** Opening PROVIDED DATA block **

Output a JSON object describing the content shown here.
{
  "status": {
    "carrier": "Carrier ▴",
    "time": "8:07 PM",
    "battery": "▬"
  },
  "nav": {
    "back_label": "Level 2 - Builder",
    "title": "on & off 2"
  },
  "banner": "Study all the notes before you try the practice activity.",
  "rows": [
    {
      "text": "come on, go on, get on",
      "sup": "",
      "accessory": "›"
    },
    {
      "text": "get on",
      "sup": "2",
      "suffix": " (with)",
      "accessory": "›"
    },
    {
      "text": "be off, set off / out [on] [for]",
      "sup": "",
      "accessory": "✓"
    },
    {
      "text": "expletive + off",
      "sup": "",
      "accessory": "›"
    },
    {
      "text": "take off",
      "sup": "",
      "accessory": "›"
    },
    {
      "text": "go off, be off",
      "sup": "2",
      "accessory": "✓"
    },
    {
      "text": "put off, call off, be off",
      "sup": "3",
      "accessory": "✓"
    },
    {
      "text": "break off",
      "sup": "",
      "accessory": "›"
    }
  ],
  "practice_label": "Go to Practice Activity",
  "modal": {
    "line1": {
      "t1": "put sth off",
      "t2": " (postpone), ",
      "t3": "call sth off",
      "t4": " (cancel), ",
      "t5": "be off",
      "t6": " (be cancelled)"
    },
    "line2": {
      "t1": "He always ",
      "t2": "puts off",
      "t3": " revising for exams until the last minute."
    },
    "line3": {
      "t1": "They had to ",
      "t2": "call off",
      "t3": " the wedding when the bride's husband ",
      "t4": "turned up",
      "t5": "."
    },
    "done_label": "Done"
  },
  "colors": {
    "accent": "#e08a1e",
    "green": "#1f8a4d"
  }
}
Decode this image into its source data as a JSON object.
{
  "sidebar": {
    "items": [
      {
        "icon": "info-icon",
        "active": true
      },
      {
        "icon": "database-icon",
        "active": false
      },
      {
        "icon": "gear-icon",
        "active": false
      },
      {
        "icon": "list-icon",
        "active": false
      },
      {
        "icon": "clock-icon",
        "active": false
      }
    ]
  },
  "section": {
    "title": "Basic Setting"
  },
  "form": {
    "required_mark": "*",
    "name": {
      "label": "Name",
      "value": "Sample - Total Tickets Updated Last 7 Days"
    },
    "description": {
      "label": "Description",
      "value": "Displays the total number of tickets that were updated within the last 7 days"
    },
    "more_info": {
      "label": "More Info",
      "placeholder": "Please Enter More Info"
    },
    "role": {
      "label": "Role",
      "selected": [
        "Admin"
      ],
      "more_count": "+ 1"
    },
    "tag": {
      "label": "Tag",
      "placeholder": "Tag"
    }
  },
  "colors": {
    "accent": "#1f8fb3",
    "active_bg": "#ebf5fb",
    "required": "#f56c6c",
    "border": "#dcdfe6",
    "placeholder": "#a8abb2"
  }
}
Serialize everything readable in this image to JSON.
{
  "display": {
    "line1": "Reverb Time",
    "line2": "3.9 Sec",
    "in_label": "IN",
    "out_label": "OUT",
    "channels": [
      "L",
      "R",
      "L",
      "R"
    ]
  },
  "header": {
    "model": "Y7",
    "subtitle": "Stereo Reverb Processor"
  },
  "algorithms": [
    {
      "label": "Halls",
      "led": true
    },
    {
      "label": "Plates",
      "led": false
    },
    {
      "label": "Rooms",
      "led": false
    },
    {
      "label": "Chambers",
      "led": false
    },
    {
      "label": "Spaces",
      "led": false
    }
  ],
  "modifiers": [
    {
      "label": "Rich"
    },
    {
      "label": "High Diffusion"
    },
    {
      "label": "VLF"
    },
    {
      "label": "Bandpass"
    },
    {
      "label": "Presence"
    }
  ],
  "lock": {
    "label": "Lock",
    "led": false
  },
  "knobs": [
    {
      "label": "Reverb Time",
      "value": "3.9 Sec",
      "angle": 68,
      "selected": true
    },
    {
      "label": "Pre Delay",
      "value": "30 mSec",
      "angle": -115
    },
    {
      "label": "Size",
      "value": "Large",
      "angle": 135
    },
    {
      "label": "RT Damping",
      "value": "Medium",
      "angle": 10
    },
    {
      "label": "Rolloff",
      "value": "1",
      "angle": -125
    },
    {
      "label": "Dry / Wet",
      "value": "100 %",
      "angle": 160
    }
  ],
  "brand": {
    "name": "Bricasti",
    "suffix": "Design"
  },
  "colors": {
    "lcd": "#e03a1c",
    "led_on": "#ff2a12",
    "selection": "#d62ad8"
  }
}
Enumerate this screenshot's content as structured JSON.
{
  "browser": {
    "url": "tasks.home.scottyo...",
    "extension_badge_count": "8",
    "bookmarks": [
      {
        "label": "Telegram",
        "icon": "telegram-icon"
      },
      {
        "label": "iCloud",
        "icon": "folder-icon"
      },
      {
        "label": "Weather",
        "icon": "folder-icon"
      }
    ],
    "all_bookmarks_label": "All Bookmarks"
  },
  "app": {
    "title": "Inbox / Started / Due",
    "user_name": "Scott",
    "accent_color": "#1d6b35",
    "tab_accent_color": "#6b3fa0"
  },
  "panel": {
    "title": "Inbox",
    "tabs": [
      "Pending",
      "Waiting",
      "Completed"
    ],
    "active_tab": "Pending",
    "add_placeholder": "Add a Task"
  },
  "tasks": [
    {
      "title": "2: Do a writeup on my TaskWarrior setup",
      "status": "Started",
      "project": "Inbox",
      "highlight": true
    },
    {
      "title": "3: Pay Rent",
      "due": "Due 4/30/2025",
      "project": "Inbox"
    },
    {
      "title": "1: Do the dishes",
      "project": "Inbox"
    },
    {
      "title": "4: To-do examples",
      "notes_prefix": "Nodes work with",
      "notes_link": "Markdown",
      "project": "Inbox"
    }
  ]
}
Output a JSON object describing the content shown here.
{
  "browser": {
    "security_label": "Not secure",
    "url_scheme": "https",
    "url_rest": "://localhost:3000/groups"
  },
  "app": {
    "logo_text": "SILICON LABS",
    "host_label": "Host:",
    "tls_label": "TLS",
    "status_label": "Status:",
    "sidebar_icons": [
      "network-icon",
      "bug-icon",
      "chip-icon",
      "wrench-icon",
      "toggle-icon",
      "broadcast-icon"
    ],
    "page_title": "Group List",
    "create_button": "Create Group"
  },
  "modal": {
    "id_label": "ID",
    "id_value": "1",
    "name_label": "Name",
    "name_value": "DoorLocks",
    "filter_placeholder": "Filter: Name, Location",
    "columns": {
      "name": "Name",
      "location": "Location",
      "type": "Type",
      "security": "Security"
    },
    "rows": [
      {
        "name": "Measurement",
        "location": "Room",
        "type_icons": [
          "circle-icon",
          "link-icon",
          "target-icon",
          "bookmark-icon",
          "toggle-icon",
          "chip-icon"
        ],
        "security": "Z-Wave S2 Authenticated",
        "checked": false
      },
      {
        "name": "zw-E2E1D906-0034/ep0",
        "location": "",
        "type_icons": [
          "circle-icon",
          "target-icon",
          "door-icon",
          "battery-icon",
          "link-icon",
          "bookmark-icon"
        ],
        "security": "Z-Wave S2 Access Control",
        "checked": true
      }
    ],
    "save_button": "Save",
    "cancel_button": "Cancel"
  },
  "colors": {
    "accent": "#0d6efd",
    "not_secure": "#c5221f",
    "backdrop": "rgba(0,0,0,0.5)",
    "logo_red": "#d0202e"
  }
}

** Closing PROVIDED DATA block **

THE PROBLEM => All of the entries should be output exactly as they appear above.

TASK RESPONSE =>
Output a JSON object describing the content shown here.
{
  "status": {
    "carrier": "Carrier ▴",
    "time": "8:07 PM",
    "battery": "▬"
  },
  "nav": {
    "back_label": "Level 2 - Builder",
    "title": "on & off 2"
  },
  "banner": "Study all the notes before you try the practice activity.",
  "rows": [
    {
      "text": "come on, go on, get on",
      "sup": "",
      "accessory": "›"
    },
    {
      "text": "get on",
      "sup": "2",
      "suffix": " (with)",
      "accessory": "›"
    },
    {
      "text": "be off, set off / out [on] [for]",
      "sup": "",
      "accessory": "✓"
    },
    {
      "text": "expletive + off",
      "sup": "",
      "accessory": "›"
    },
    {
      "text": "take off",
      "sup": "",
      "accessory": "›"
    },
    {
      "text": "go off, be off",
      "sup": "2",
      "accessory": "✓"
    },
    {
      "text": "put off, call off, be off",
      "sup": "3",
      "accessory": "✓"
    },
    {
      "text": "break off",
      "sup": "",
      "accessory": "›"
    }
  ],
  "practice_label": "Go to Practice Activity",
  "modal": {
    "line1": {
      "t1": "put sth off",
      "t2": " (postpone), ",
      "t3": "call sth off",
      "t4": " (cancel), ",
      "t5": "be off",
      "t6": " (be cancelled)"
    },
    "line2": {
      "t1": "He always ",
      "t2": "puts off",
      "t3": " revising for exams until the last minute."
    },
    "line3": {
      "t1": "They had to ",
      "t2": "call off",
      "t3": " the wedding when the bride's husband ",
      "t4": "turned up",
      "t5": "."
    },
    "done_label": "Done"
  },
  "colors": {
    "accent": "#e08a1e",
    "green": "#1f8a4d"
  }
}
Decode this image into its source data as a JSON object.
{
  "sidebar": {
    "items": [
      {
        "icon": "info-icon",
        "active": true
      },
      {
        "icon": "database-icon",
        "active": false
      },
      {
        "icon": "gear-icon",
        "active": false
      },
      {
        "icon": "list-icon",
        "active": false
      },
      {
        "icon": "clock-icon",
        "active": false
      }
    ]
  },
  "section": {
    "title": "Basic Setting"
  },
  "form": {
    "required_mark": "*",
    "name": {
      "label": "Name",
      "value": "Sample - Total Tickets Updated Last 7 Days"
    },
    "description": {
      "label": "Description",
      "value": "Displays the total number of tickets that were updated within the last 7 days"
    },
    "more_info": {
      "label": "More Info",
      "placeholder": "Please Enter More Info"
    },
    "role": {
      "label": "Role",
      "selected": [
        "Admin"
      ],
      "more_count": "+ 1"
    },
    "tag": {
      "label": "Tag",
      "placeholder": "Tag"
    }
  },
  "colors": {
    "accent": "#1f8fb3",
    "active_bg": "#ebf5fb",
    "required": "#f56c6c",
    "border": "#dcdfe6",
    "placeholder": "#a8abb2"
  }
}
Serialize everything readable in this image to JSON.
{
  "display": {
    "line1": "Reverb Time",
    "line2": "3.9 Sec",
    "in_label": "IN",
    "out_label": "OUT",
    "channels": [
      "L",
      "R",
      "L",
      "R"
    ]
  },
  "header": {
    "model": "Y7",
    "subtitle": "Stereo Reverb Processor"
  },
  "algorithms": [
    {
      "label": "Halls",
      "led": true
    },
    {
      "label": "Plates",
      "led": false
    },
    {
      "label": "Rooms",
      "led": false
    },
    {
      "label": "Chambers",
      "led": false
    },
    {
      "label": "Spaces",
      "led": false
    }
  ],
  "modifiers": [
    {
      "label": "Rich"
    },
    {
      "label": "High Diffusion"
    },
    {
      "label": "VLF"
    },
    {
      "label": "Bandpass"
    },
    {
      "label": "Presence"
    }
  ],
  "lock": {
    "label": "Lock",
    "led": false
  },
  "knobs": [
    {
      "label": "Reverb Time",
      "value": "3.9 Sec",
      "angle": 68,
      "selected": true
    },
    {
      "label": "Pre Delay",
      "value": "30 mSec",
      "angle": -115
    },
    {
      "label": "Size",
      "value": "Large",
      "angle": 135
    },
    {
      "label": "RT Damping",
      "value": "Medium",
      "angle": 10
    },
    {
      "label": "Rolloff",
      "value": "1",
      "angle": -125
    },
    {
      "label": "Dry / Wet",
      "value": "100 %",
      "angle": 160
    }
  ],
  "brand": {
    "name": "Bricasti",
    "suffix": "Design"
  },
  "colors": {
    "lcd": "#e03a1c",
    "led_on": "#ff2a12",
    "selection": "#d62ad8"
  }
}
Enumerate this screenshot's content as structured JSON.
{
  "browser": {
    "url": "tasks.home.scottyo...",
    "extension_badge_count": "8",
    "bookmarks": [
      {
        "label": "Telegram",
        "icon": "telegram-icon"
      },
      {
        "label": "iCloud",
        "icon": "folder-icon"
      },
      {
        "label": "Weather",
        "icon": "folder-icon"
      }
    ],
    "all_bookmarks_label": "All Bookmarks"
  },
  "app": {
    "title": "Inbox / Started / Due",
    "user_name": "Scott",
    "accent_color": "#1d6b35",
    "tab_accent_color": "#6b3fa0"
  },
  "panel": {
    "title": "Inbox",
    "tabs": [
      "Pending",
      "Waiting",
      "Completed"
    ],
    "active_tab": "Pending",
    "add_placeholder": "Add a Task"
  },
  "tasks": [
    {
      "title": "2: Do a writeup on my TaskWarrior setup",
      "status": "Started",
      "project": "Inbox",
      "highlight": true
    },
    {
      "title": "3: Pay Rent",
      "due": "Due 4/30/2025",
      "project": "Inbox"
    },
    {
      "title": "1: Do the dishes",
      "project": "Inbox"
    },
    {
      "title": "4: To-do examples",
      "notes_prefix": "Nodes work with",
      "notes_link": "Markdown",
      "project": "Inbox"
    }
  ]
}
Output a JSON object describing the content shown here.
{
  "browser": {
    "security_label": "Not secure",
    "url_scheme": "https",
    "url_rest": "://localhost:3000/groups"
  },
  "app": {
    "logo_text": "SILICON LABS",
    "host_label": "Host:",
    "tls_label": "TLS",
    "status_label": "Status:",
    "sidebar_icons": [
      "network-icon",
      "bug-icon",
      "chip-icon",
      "wrench-icon",
      "toggle-icon",
      "broadcast-icon"
    ],
    "page_title": "Group List",
    "create_button": "Create Group"
  },
  "modal": {
    "id_label": "ID",
    "id_value": "1",
    "name_label": "Name",
    "name_value": "DoorLocks",
    "filter_placeholder": "Filter: Name, Location",
    "columns": {
      "name": "Name",
      "location": "Location",
      "type": "Type",
      "security": "Security"
    },
    "rows": [
      {
        "name": "Measurement",
        "location": "Room",
        "type_icons": [
          "circle-icon",
          "link-icon",
          "target-icon",
          "bookmark-icon",
          "toggle-icon",
          "chip-icon"
        ],
        "security": "Z-Wave S2 Authenticated",
        "checked": false
      },
      {
        "name": "zw-E2E1D906-0034/ep0",
        "location": "",
        "type_icons": [
          "circle-icon",
          "target-icon",
          "door-icon",
          "battery-icon",
          "link-icon",
          "bookmark-icon"
        ],
        "security": "Z-Wave S2 Access Control",
        "checked": true
      }
    ],
    "save_button": "Save",
    "cancel_button": "Cancel"
  },
  "colors": {
    "accent": "#0d6efd",
    "not_secure": "#c5221f",
    "backdrop": "rgba(0,0,0,0.5)",
    "logo_red": "#d0202e"
  }
}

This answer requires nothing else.